I have received a lot of comments on an article I wrote a few weeks ago about how glad I am that some choose to farm. In this article I'm including some rather lengthy quotes from one response.
“I am the proud wife of a farmer for nineteen and a half years. I will be the first to admit that I didn't have a clue about everything involved in farming until I became a farmer's wife.
“I am amazed by the number of people who I believe are happy to see farmers fail. A lot of people seem to think that all farmers do is drive around in their trucks and try to get money from the government.
“I would like to see these people follow my husband around for just one day. I would dare to say that they would change their minds quickly. Everyday is a gamble. Whether it is grain prices, weather, equipment breakdowns, disease, or any number of complications, they have to take every day as it comes and keep going.
“My husband is fortunate enough to be a third generation farmer. He has worked along with his father and grandfather since he was a teenager, and there is nothing he would rather do. He provides a good living for our family and we are very proud of his hard work and dedication.
“He works long, hard hours and sometimes the mental anguish is unbearable, but he has a great attitude and makes the best of every situation. It breaks my heart every time I hear of a farmer having to quit, because I know it would devastate my husband to have to quit.”
She took a lot of the thoughts I attempted to convey and said them much more effectively — simply because she is there.
Getting back to weed issues, there will be a significant increase in wheat acreage this year.

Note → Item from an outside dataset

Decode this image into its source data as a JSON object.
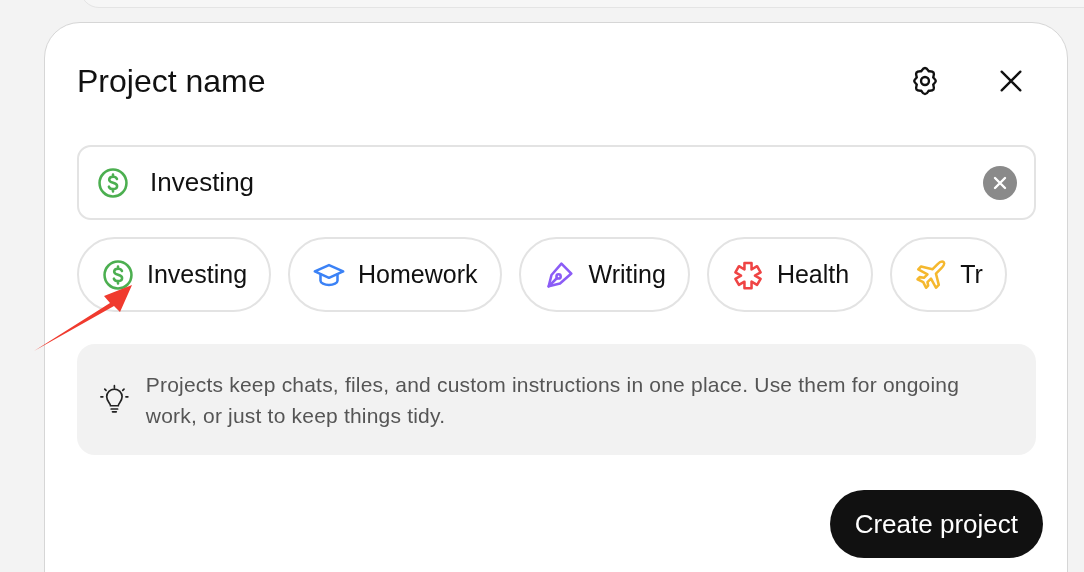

I am receiving a few weed control questions. One is whether or not a burn-down herbicide is needed when wheat is planted no-till.
There is often the misconception that a killing frost will solve all of the existing vegetation problems. Wheat is a winter crop and the weed problems are winter weeds. I always recommend a burn-down herbicide in no-till wheat.
The weed complex will often include ryegrass. Quite often a nice flush of ryegrass will be emerged at planting time. If you kill this flush, and plant into the undisturbed seedbed, you often have a big jump on the ryegrass problem.
You do not want to skimp on glyphosate rates with ryegrass. I always recommend a minimum of 3 pints of the 4 pound-per-gallon glyphosate or equivalent. When in doubt, I will increase that a pint.
In addition to ryegrass, a lot of what I term the winter junk weeds that are usually non-competitive in conventionally planted wheat can be very competitive in no-till wheat. That is because they are often emerged at planting and get the jump on the crop.
Unless the field is just “squeaky clean,” use a burn-down herbicide. That will assure you the crop will get an even start and later emerging problems will be much easier to deal with.
The must-kill weed in wheat is ryegrass and it has to be controlled while small. For non-resistant ryegrass, Hoelon, Osprey and Axial, a new herbicide, can all be effective.
Controlling resistant ryegrass is much more difficult. Your county agent should have some good information that Bob Scott, University of Arkansas weed scientist, has put together comparing herbicides for ryegrass control. I will also include some of his information in future articles.